demands of motherhood but stopped short of making promises on
gender equality if he wins re-election.
At a White House event on women and the economy, Obama noted
"there has been a lot of talk about women and women's issues
lately," a nod to the emergence of contraceptive rights, working
women and all-male establishments as heated issues in his race
for re-election in November.
"But I do think that the conversation has been
oversimplified," Obama said. "Women are not some monolithic
bloc. Women are not an interest group. You shouldn't be treated
A USA Today/Gallup poll released this week showed Obama with
a strong edge over Republican Mitt Romney, his most likely rival
for the White House, among women voters in electoral
battleground states including New York, Ohio and Virginia.
Obama won 56 percent of women's votes in 2008, giving him
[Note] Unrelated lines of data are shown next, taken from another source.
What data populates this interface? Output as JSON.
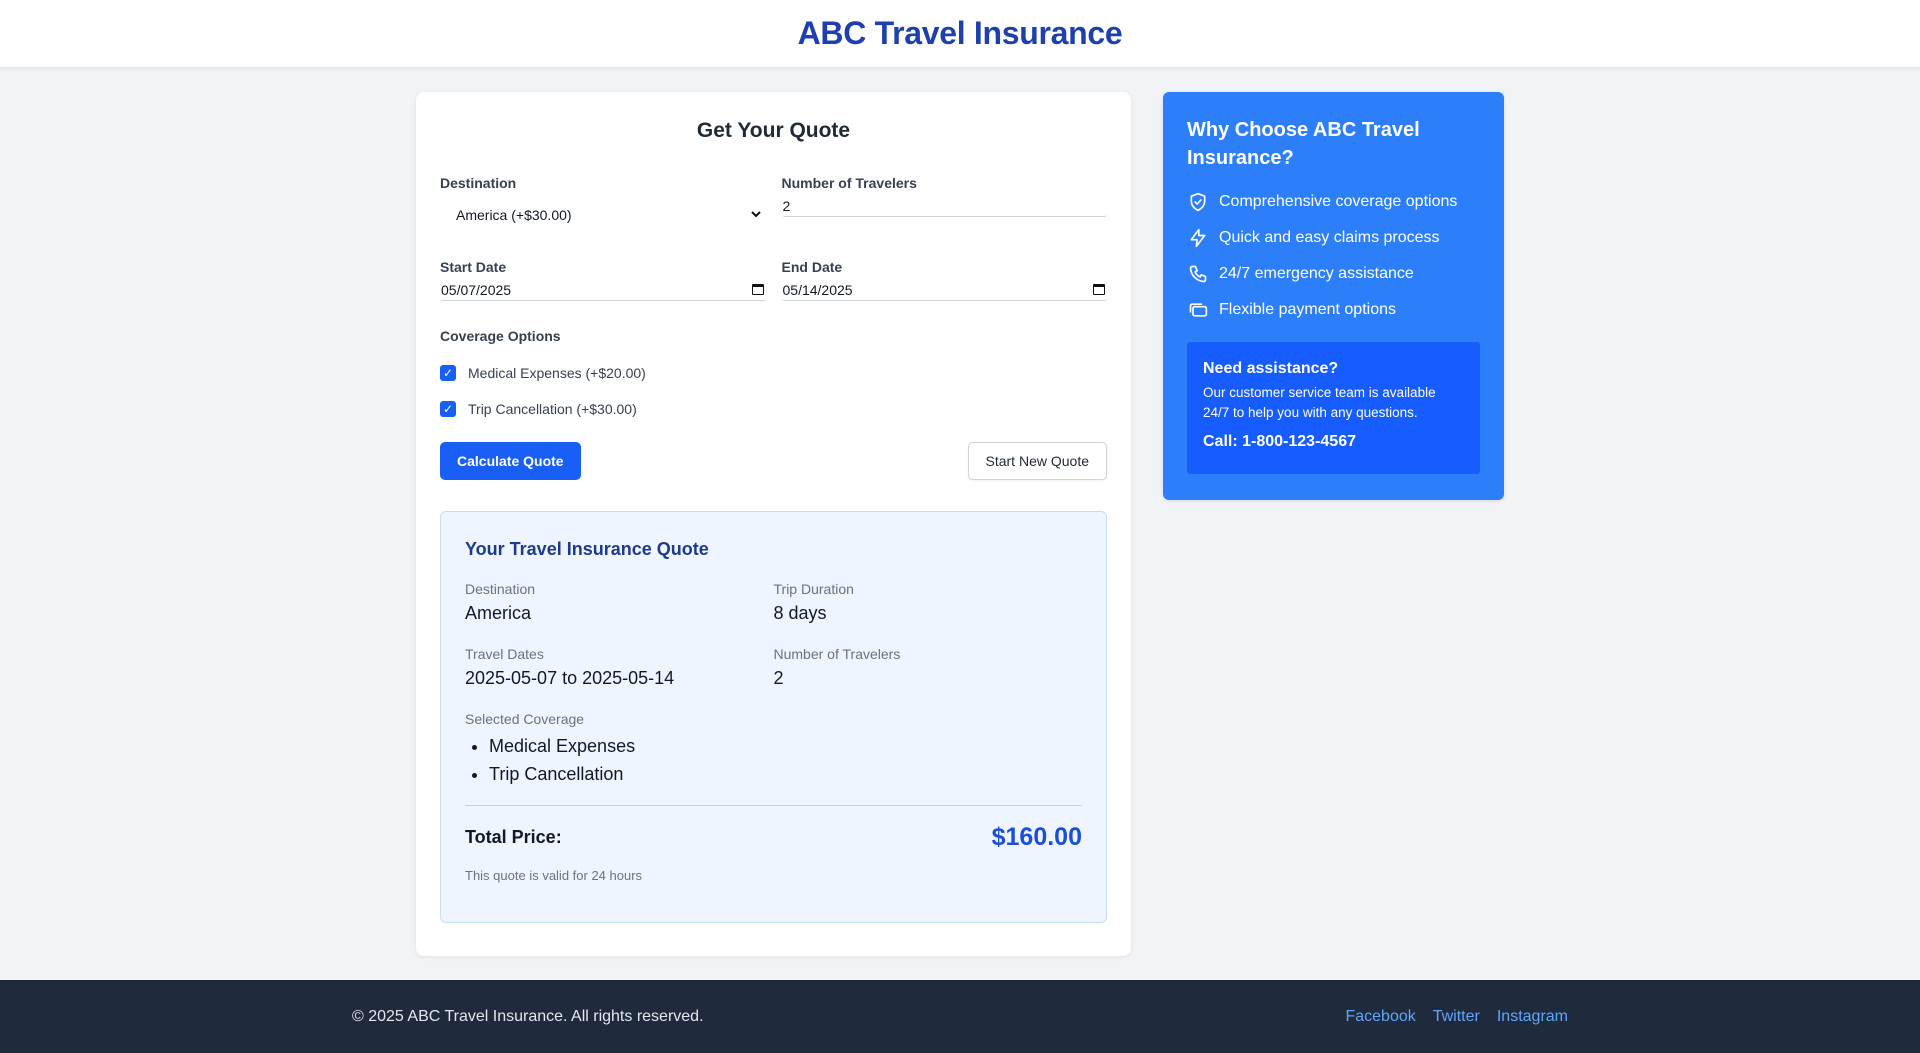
{
  "header": {
    "title": "ABC Travel Insurance"
  },
  "form": {
    "title": "Get Your Quote",
    "destination_label": "Destination",
    "destination_value": "America (+$30.00)",
    "travelers_label": "Number of Travelers",
    "travelers_value": "2",
    "start_label": "Start Date",
    "start_value": "05/07/2025",
    "end_label": "End Date",
    "end_value": "05/14/2025",
    "coverage_label": "Coverage Options",
    "coverage_options": [
      {
        "label": "Medical Expenses (+$20.00)",
        "checked": true
      },
      {
        "label": "Trip Cancellation (+$30.00)",
        "checked": true
      }
    ],
    "calculate_label": "Calculate Quote",
    "new_quote_label": "Start New Quote"
  },
  "result": {
    "title": "Your Travel Insurance Quote",
    "destination_label": "Destination",
    "destination_value": "America",
    "duration_label": "Trip Duration",
    "duration_value": "8 days",
    "dates_label": "Travel Dates",
    "dates_value": "2025-05-07 to 2025-05-14",
    "travelers_label": "Number of Travelers",
    "travelers_value": "2",
    "coverage_label": "Selected Coverage",
    "coverage_items": [
      "Medical Expenses",
      "Trip Cancellation"
    ],
    "total_label": "Total Price:",
    "total_value": "$160.00",
    "valid_note": "This quote is valid for 24 hours"
  },
  "why": {
    "title": "Why Choose ABC Travel Insurance?",
    "items": [
      {
        "icon": "shield-check-icon",
        "label": "Comprehensive coverage options"
      },
      {
        "icon": "lightning-icon",
        "label": "Quick and easy claims process"
      },
      {
        "icon": "phone-icon",
        "label": "24/7 emergency assistance"
      },
      {
        "icon": "cards-icon",
        "label": "Flexible payment options"
      }
    ],
    "assist_title": "Need assistance?",
    "assist_text": "Our customer service team is available 24/7 to help you with any questions.",
    "assist_call": "Call: 1-800-123-4567"
  },
  "footer": {
    "copyright": "© 2025 ABC Travel Insurance. All rights reserved.",
    "links": [
      "Facebook",
      "Twitter",
      "Instagram"
    ]
  },
  "colors": {
    "brand": "#1e40af",
    "primary_button": "#1a5ff5",
    "sidebar_bg": "#2d7ff9",
    "assist_bg": "#175cff",
    "footer_bg": "#1f2a3c",
    "link": "#60a5fa"
  }
}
the edge he needed to win the election over Republican contender
His fellow Democrats have accused Republicans of waging a
"war on women," with proposed cuts to healthcare and the birth
control group Planned Parenthood. The White House, meanwhile,
has sought to cement Obama's support for women with moves such
as a policy requiring employers to give women free birth
Obama, who was raised by a single mother, said that for him
women's issues were not a passing concern.
"Women are over half this country and its workforce, not to
mention 80 percent of my household if you count my
mother-in-law," the father of two girls told the group. "Every
decision I make is about making sure they, and all our
daughters, and our sons, grow up in a country that gives them
the chance to be anything they set their minds to."
The president said he was pushing for legislation to equip
working women with more tools to fight pay discrimination, given
that women in the United States still earn 77 cents for every
dollar a man does for the same work, despite equal-pay
legislation he signed in 2009.
"When more women are bringing home the bacon, but bringing
home less of it than men who are doing the same work, that
weakens families, it weakens communities, it's tough on our
kids, it weakens our entire economy," he said.
White House officials said they were focused on encouraging
companies to give women more flexible working hours, including
telecommuting options, and other small steps to help mothers
care for their children while advancing their careers.
More ambitious plans, including increasing the length of
maternity and paternity leave in the United States, which is a
fraction of that afforded to parents in Europe, Canada and other
advanced economies, is not on the immediate agenda.
"Extending parental leave is really something that requires
Congress to act," a senior administration official said, saying
gr idlock o n Capitol Hill and a fractious relationship between
Republicans and the White House made such an agreement unlikely.
Obama has yet to outline much of his agenda for a second
term. As the campaign has gained momentum, he has focused on
blaming Republicans in an unpopular Congress for blocking key
initiatives and warned voters that Republicans would hurt the
middle class and repeal health and retirement programs.
On Thursday, White House press secretary Jay Carney said the
president supported women's admission to the all-male Augusta
golf club, which is currently under pressure to allow in the
female chief executive of IBM. Romney then said he also
thought women should be allowed in.